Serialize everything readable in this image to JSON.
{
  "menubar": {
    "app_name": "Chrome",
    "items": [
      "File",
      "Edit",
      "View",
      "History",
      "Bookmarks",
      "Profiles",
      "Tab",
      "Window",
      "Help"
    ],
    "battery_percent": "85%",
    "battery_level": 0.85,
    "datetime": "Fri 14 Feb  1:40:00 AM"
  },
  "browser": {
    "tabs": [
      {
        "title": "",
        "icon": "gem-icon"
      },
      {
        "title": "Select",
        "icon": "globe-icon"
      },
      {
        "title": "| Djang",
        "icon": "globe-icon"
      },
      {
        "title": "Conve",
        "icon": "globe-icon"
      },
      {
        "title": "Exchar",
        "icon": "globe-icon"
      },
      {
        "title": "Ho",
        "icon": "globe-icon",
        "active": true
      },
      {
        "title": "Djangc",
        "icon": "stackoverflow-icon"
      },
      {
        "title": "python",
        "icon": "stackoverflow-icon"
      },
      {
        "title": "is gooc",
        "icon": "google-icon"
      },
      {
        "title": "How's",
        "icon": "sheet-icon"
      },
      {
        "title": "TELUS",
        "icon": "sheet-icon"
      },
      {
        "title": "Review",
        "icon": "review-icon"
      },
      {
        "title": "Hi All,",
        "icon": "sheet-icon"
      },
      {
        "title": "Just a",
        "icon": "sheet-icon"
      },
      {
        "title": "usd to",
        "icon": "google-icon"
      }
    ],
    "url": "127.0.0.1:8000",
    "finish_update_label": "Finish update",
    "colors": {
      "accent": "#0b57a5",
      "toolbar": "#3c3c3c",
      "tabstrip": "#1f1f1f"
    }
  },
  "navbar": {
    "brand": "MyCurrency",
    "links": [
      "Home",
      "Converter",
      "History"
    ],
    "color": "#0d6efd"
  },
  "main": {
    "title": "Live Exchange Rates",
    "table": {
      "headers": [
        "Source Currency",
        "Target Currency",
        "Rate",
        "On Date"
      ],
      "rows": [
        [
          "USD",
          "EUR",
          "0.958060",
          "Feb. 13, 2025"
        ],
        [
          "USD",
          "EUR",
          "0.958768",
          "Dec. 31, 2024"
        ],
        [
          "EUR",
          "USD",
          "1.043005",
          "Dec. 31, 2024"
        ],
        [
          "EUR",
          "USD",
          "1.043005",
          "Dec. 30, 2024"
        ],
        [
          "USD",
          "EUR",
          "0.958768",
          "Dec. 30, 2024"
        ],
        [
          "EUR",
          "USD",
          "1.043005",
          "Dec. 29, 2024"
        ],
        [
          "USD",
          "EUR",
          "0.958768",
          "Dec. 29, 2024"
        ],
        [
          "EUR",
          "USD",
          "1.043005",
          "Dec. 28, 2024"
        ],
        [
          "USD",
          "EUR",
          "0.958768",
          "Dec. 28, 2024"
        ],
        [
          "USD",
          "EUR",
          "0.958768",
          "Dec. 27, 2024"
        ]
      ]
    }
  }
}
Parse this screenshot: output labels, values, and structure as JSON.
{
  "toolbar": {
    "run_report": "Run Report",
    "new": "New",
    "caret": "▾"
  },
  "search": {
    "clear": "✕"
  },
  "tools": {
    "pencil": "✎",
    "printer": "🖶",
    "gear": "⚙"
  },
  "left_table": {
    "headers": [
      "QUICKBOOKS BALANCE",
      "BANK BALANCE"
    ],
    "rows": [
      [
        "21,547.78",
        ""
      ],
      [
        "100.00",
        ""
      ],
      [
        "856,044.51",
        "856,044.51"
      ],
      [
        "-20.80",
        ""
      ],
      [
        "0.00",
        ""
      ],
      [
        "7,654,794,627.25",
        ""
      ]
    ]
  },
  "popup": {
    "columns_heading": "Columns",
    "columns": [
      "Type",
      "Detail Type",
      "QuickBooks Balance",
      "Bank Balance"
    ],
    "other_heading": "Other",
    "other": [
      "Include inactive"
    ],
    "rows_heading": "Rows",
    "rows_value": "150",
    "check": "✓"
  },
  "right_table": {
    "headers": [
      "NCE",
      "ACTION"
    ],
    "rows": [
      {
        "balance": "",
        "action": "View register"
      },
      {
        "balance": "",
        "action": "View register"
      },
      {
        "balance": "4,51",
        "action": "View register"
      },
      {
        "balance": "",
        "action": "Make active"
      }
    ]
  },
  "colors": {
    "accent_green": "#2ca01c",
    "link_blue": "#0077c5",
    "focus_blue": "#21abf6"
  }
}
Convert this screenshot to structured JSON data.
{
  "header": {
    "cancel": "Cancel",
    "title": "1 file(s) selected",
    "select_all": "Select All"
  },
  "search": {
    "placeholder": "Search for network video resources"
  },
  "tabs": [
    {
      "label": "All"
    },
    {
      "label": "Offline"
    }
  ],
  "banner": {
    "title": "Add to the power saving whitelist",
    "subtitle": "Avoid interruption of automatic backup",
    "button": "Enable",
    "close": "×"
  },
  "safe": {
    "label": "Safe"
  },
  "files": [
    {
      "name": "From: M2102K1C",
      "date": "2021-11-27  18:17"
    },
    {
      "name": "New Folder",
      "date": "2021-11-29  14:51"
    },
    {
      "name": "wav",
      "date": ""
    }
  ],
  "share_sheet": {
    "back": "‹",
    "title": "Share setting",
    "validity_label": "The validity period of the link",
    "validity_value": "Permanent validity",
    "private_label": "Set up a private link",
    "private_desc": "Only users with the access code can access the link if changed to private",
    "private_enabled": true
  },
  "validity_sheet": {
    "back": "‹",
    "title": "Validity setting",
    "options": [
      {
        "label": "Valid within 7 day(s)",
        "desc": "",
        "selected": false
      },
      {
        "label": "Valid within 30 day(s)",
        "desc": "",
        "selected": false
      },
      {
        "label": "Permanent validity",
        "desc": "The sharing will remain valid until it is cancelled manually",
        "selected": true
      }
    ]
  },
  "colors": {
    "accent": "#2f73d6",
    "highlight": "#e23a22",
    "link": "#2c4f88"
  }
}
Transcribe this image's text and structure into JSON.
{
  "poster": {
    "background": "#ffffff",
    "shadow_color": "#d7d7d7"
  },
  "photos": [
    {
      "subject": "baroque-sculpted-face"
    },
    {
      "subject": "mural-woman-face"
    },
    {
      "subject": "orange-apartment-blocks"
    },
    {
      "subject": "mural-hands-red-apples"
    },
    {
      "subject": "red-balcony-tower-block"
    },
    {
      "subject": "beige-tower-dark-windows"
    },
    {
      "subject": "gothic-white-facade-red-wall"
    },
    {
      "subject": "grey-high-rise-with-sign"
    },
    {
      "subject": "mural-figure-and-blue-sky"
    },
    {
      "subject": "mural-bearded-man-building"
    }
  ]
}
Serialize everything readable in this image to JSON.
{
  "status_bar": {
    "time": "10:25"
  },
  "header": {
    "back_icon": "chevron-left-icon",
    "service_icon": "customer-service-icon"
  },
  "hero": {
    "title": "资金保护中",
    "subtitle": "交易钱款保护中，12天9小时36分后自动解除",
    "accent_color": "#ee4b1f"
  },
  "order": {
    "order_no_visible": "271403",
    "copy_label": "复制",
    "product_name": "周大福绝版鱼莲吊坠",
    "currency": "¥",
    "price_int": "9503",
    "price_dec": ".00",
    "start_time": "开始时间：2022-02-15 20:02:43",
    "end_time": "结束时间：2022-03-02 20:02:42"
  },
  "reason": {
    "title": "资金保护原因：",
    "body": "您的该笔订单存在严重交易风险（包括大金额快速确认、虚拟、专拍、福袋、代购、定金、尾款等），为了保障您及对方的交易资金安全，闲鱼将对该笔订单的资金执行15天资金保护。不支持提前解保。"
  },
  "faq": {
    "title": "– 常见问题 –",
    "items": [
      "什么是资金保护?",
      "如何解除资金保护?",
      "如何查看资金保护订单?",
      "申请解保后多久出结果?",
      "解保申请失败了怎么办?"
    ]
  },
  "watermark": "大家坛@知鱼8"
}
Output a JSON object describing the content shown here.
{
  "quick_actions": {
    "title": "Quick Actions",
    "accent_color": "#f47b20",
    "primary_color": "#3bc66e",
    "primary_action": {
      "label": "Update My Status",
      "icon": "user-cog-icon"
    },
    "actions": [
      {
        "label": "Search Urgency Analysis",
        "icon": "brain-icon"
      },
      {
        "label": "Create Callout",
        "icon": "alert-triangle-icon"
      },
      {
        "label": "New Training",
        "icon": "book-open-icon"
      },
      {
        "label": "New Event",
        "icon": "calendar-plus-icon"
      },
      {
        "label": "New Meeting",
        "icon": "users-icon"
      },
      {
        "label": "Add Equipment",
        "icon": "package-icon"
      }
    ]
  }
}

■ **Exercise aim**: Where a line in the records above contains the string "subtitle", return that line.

■ **Solution below**:
    "subtitle": "Avoid interruption of automatic backup",
    "subtitle": "交易钱款保护中，12天9小时36分后自动解除",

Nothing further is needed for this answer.